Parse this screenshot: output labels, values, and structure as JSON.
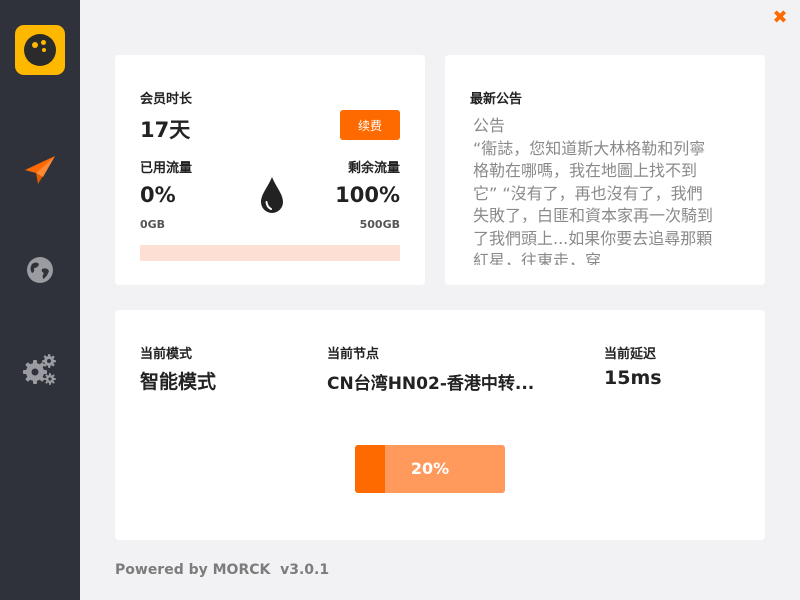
{
  "app": {
    "close_symbol": "✖",
    "colors": {
      "accent": "#ff6a00",
      "sidebar": "#2f323b",
      "logo": "#ffb800",
      "background": "#f2f2f4"
    }
  },
  "sidebar": {
    "items": [
      {
        "icon": "paper-plane-icon",
        "active": true
      },
      {
        "icon": "globe-icon",
        "active": false
      },
      {
        "icon": "gears-icon",
        "active": false
      }
    ]
  },
  "member": {
    "duration_label": "会员时长",
    "duration_value": "17天",
    "renew_label": "续费",
    "used_label": "已用流量",
    "used_percent": "0%",
    "used_amount": "0GB",
    "remaining_label": "剩余流量",
    "remaining_percent": "100%",
    "total_amount": "500GB",
    "used_fraction": 0
  },
  "notice": {
    "title": "最新公告",
    "body": "公告\n“衞誌，您知道斯大林格勒和列寧格勒在哪嗎，我在地圖上找不到它” “沒有了，再也沒有了，我們失敗了，白匪和資本家再一次騎到了我們頭上...如果你要去追尋那顆紅星，往東走，穿"
  },
  "status": {
    "mode_label": "当前模式",
    "mode_value": "智能模式",
    "node_label": "当前节点",
    "node_value": "CN台湾HN02-香港中转...",
    "latency_label": "当前延迟",
    "latency_value": "15ms",
    "progress_text": "20%",
    "progress_fraction": 0.2
  },
  "footer": {
    "text": "Powered by MORCK  v3.0.1"
  }
}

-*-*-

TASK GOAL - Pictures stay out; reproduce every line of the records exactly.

RESULT -
Parse this screenshot: output labels, values, and structure as JSON.
{
  "app": {
    "close_symbol": "✖",
    "colors": {
      "accent": "#ff6a00",
      "sidebar": "#2f323b",
      "logo": "#ffb800",
      "background": "#f2f2f4"
    }
  },
  "sidebar": {
    "items": [
      {
        "icon": "paper-plane-icon",
        "active": true
      },
      {
        "icon": "globe-icon",
        "active": false
      },
      {
        "icon": "gears-icon",
        "active": false
      }
    ]
  },
  "member": {
    "duration_label": "会员时长",
    "duration_value": "17天",
    "renew_label": "续费",
    "used_label": "已用流量",
    "used_percent": "0%",
    "used_amount": "0GB",
    "remaining_label": "剩余流量",
    "remaining_percent": "100%",
    "total_amount": "500GB",
    "used_fraction": 0
  },
  "notice": {
    "title": "最新公告",
    "body": "公告\n“衞誌，您知道斯大林格勒和列寧格勒在哪嗎，我在地圖上找不到它” “沒有了，再也沒有了，我們失敗了，白匪和資本家再一次騎到了我們頭上...如果你要去追尋那顆紅星，往東走，穿"
  },
  "status": {
    "mode_label": "当前模式",
    "mode_value": "智能模式",
    "node_label": "当前节点",
    "node_value": "CN台湾HN02-香港中转...",
    "latency_label": "当前延迟",
    "latency_value": "15ms",
    "progress_text": "20%",
    "progress_fraction": 0.2
  },
  "footer": {
    "text": "Powered by MORCK  v3.0.1"
  }
}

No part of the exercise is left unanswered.